Dates and Times

Friday, November 19 at 9:30 a.m.

Monday, November 29 at 10:30 a.m.

These sessions are open to anyone who is interested. Join with this Zoom link:

https://lawrence.zoom.us/j/96542336211?pwd=MWM4Kzk5RlVkVmY2S09qRWtxKzVtZz09

What will I learn?

The first 20 minutes will be focused on digital accessibility best practices that apply to web, email, documents, and social media. Digital Accessibility information is also available here if you’d like to access it as text.

The second 20 minutes will be for editors of our new Lawrence website. We’ll be demonstrating the use of a new tool for checking the accessibility of your webpages.
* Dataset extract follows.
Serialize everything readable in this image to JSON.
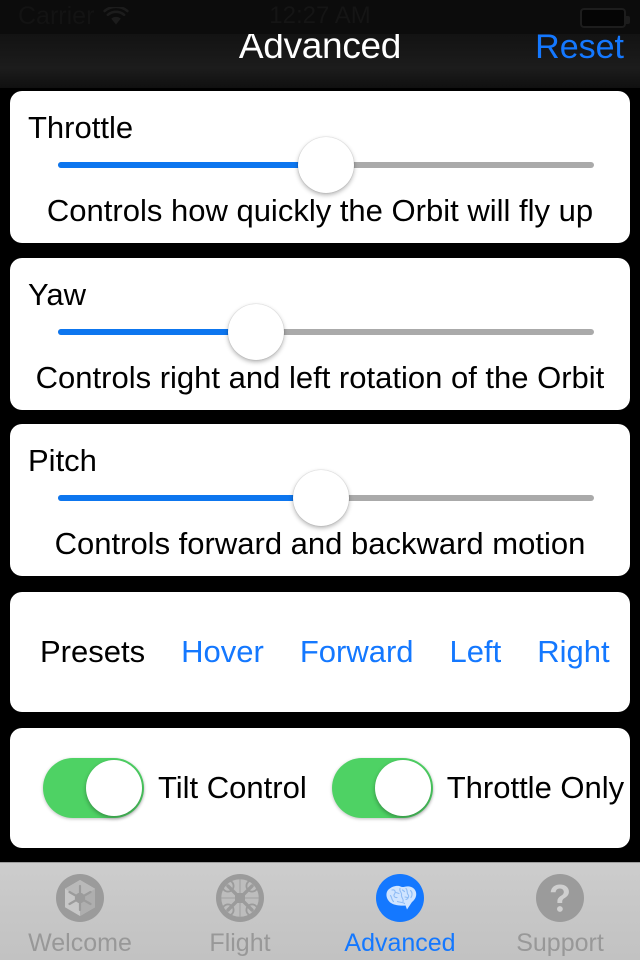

If you’re interested in the first 20 minutes but are not a web editor at Lawrence, you’re free to leave the session after the first part.

One of these sessions will be recorded and made available on the Web Governance site at a later date for those interested.

Questions

If you have questions, thoughts, or expertise to add to the conversation, contact mackenzie.m.huber@lawrence.edu and yuxiao.c.zhuang@lawrence.edu.

Blue & White Weekend

Be sure to join in the fun of Blue and White Weekend running Thursday, Oct 21 – Saturday, October 23. We can’t wait to celebrate Lawrence this weekend! Below is the full schedule of Blue and White Weekend. 

Please note that due to Covid restrictions, the weekend festivities will be open only to Lawrence campus users.  

Blue & White Weekend Schedule

Thursday, October 21, 2021
7:30- 8:30pmGrocery Bag Bingo with SOUP, Mead Witter
Friday, October 22, 2021
8:30- 10:30pmBlue and White Party- Glow Party, Somerset
Saturday, October 23, 2021
11:00am- 1:30pmBlock Party, Main Hall Green
1:00- 6:00pmFootball Game and Tailgating, Banta Bowl — Shuttle runs from the Wriston Turnaround to Banta Bowl every 10-15 minutes.
1:00pm  MSWIM & WSWIM vs Ripon College- BOLDT NATATORIUM
 7:00pmWomen’s Hockey vs University of Wisconsin-Stevens Point- APPLETON ICE CENTER
8:00- 11:00pmCarnival, Main Hall Green

See all the details of Blue and White Weekend here.